*** Block opens ***

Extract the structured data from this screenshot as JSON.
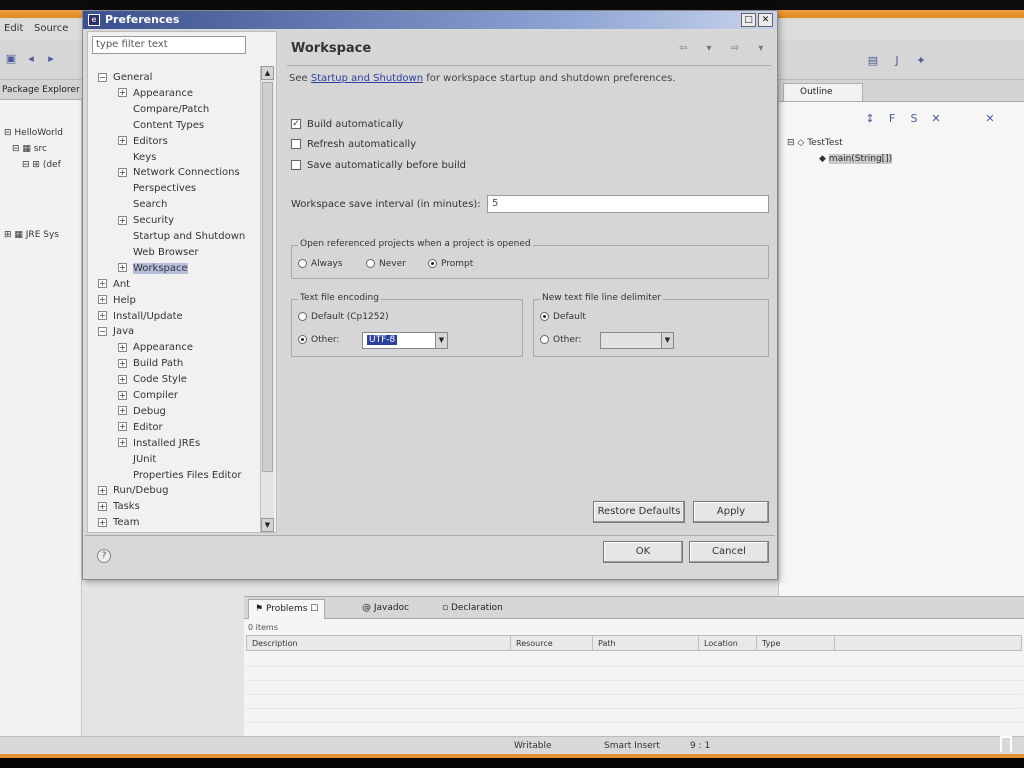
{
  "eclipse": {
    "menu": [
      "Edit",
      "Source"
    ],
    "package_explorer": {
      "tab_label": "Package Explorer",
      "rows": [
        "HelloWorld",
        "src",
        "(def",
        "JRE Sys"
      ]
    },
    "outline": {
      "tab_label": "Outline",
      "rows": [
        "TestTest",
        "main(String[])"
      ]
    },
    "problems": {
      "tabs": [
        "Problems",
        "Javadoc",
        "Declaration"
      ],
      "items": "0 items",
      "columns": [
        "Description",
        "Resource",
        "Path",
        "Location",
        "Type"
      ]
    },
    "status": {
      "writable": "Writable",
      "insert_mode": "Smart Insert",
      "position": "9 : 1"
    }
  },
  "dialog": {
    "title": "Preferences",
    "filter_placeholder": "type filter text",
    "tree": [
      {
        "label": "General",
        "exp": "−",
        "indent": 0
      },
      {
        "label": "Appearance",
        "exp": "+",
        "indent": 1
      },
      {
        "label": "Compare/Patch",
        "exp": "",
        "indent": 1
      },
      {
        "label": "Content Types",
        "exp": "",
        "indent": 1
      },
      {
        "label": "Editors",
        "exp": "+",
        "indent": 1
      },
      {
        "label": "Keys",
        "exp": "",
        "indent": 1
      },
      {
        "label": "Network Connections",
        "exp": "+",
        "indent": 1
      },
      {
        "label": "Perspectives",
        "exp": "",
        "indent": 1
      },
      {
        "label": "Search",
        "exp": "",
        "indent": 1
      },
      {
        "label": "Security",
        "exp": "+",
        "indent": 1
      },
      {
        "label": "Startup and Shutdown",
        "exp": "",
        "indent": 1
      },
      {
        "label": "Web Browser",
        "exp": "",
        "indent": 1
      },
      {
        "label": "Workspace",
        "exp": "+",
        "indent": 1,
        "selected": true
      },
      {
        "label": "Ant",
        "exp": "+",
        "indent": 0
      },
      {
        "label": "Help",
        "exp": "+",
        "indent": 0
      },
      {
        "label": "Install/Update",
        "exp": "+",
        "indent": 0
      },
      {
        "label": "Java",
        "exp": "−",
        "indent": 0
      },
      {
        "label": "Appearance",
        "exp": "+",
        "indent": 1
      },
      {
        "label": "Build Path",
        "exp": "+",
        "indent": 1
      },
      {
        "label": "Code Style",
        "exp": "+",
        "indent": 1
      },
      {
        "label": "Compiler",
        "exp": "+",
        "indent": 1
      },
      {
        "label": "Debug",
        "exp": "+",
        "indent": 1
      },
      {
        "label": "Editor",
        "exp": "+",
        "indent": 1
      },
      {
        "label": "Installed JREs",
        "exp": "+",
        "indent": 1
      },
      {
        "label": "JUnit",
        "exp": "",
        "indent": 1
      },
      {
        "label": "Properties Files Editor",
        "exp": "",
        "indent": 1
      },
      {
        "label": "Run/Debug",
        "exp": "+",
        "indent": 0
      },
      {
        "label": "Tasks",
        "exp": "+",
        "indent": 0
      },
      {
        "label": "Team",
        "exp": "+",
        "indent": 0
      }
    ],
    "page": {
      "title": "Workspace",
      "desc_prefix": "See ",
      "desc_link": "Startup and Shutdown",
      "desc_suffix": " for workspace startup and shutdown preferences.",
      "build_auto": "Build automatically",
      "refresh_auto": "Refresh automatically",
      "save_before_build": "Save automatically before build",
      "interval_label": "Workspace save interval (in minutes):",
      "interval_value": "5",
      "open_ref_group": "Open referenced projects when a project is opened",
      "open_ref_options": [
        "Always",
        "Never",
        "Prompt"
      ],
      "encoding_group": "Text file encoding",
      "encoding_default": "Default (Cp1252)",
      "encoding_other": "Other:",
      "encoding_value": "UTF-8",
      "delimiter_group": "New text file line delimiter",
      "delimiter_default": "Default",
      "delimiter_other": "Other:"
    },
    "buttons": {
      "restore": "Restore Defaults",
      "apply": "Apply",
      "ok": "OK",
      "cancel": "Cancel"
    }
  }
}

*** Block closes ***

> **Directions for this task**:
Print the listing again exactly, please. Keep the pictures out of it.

> **Written answer**:
Extract the structured data from this screenshot as JSON.
{
  "eclipse": {
    "menu": [
      "Edit",
      "Source"
    ],
    "package_explorer": {
      "tab_label": "Package Explorer",
      "rows": [
        "HelloWorld",
        "src",
        "(def",
        "JRE Sys"
      ]
    },
    "outline": {
      "tab_label": "Outline",
      "rows": [
        "TestTest",
        "main(String[])"
      ]
    },
    "problems": {
      "tabs": [
        "Problems",
        "Javadoc",
        "Declaration"
      ],
      "items": "0 items",
      "columns": [
        "Description",
        "Resource",
        "Path",
        "Location",
        "Type"
      ]
    },
    "status": {
      "writable": "Writable",
      "insert_mode": "Smart Insert",
      "position": "9 : 1"
    }
  },
  "dialog": {
    "title": "Preferences",
    "filter_placeholder": "type filter text",
    "tree": [
      {
        "label": "General",
        "exp": "−",
        "indent": 0
      },
      {
        "label": "Appearance",
        "exp": "+",
        "indent": 1
      },
      {
        "label": "Compare/Patch",
        "exp": "",
        "indent": 1
      },
      {
        "label": "Content Types",
        "exp": "",
        "indent": 1
      },
      {
        "label": "Editors",
        "exp": "+",
        "indent": 1
      },
      {
        "label": "Keys",
        "exp": "",
        "indent": 1
      },
      {
        "label": "Network Connections",
        "exp": "+",
        "indent": 1
      },
      {
        "label": "Perspectives",
        "exp": "",
        "indent": 1
      },
      {
        "label": "Search",
        "exp": "",
        "indent": 1
      },
      {
        "label": "Security",
        "exp": "+",
        "indent": 1
      },
      {
        "label": "Startup and Shutdown",
        "exp": "",
        "indent": 1
      },
      {
        "label": "Web Browser",
        "exp": "",
        "indent": 1
      },
      {
        "label": "Workspace",
        "exp": "+",
        "indent": 1,
        "selected": true
      },
      {
        "label": "Ant",
        "exp": "+",
        "indent": 0
      },
      {
        "label": "Help",
        "exp": "+",
        "indent": 0
      },
      {
        "label": "Install/Update",
        "exp": "+",
        "indent": 0
      },
      {
        "label": "Java",
        "exp": "−",
        "indent": 0
      },
      {
        "label": "Appearance",
        "exp": "+",
        "indent": 1
      },
      {
        "label": "Build Path",
        "exp": "+",
        "indent": 1
      },
      {
        "label": "Code Style",
        "exp": "+",
        "indent": 1
      },
      {
        "label": "Compiler",
        "exp": "+",
        "indent": 1
      },
      {
        "label": "Debug",
        "exp": "+",
        "indent": 1
      },
      {
        "label": "Editor",
        "exp": "+",
        "indent": 1
      },
      {
        "label": "Installed JREs",
        "exp": "+",
        "indent": 1
      },
      {
        "label": "JUnit",
        "exp": "",
        "indent": 1
      },
      {
        "label": "Properties Files Editor",
        "exp": "",
        "indent": 1
      },
      {
        "label": "Run/Debug",
        "exp": "+",
        "indent": 0
      },
      {
        "label": "Tasks",
        "exp": "+",
        "indent": 0
      },
      {
        "label": "Team",
        "exp": "+",
        "indent": 0
      }
    ],
    "page": {
      "title": "Workspace",
      "desc_prefix": "See ",
      "desc_link": "Startup and Shutdown",
      "desc_suffix": " for workspace startup and shutdown preferences.",
      "build_auto": "Build automatically",
      "refresh_auto": "Refresh automatically",
      "save_before_build": "Save automatically before build",
      "interval_label": "Workspace save interval (in minutes):",
      "interval_value": "5",
      "open_ref_group": "Open referenced projects when a project is opened",
      "open_ref_options": [
        "Always",
        "Never",
        "Prompt"
      ],
      "encoding_group": "Text file encoding",
      "encoding_default": "Default (Cp1252)",
      "encoding_other": "Other:",
      "encoding_value": "UTF-8",
      "delimiter_group": "New text file line delimiter",
      "delimiter_default": "Default",
      "delimiter_other": "Other:"
    },
    "buttons": {
      "restore": "Restore Defaults",
      "apply": "Apply",
      "ok": "OK",
      "cancel": "Cancel"
    }
  }
}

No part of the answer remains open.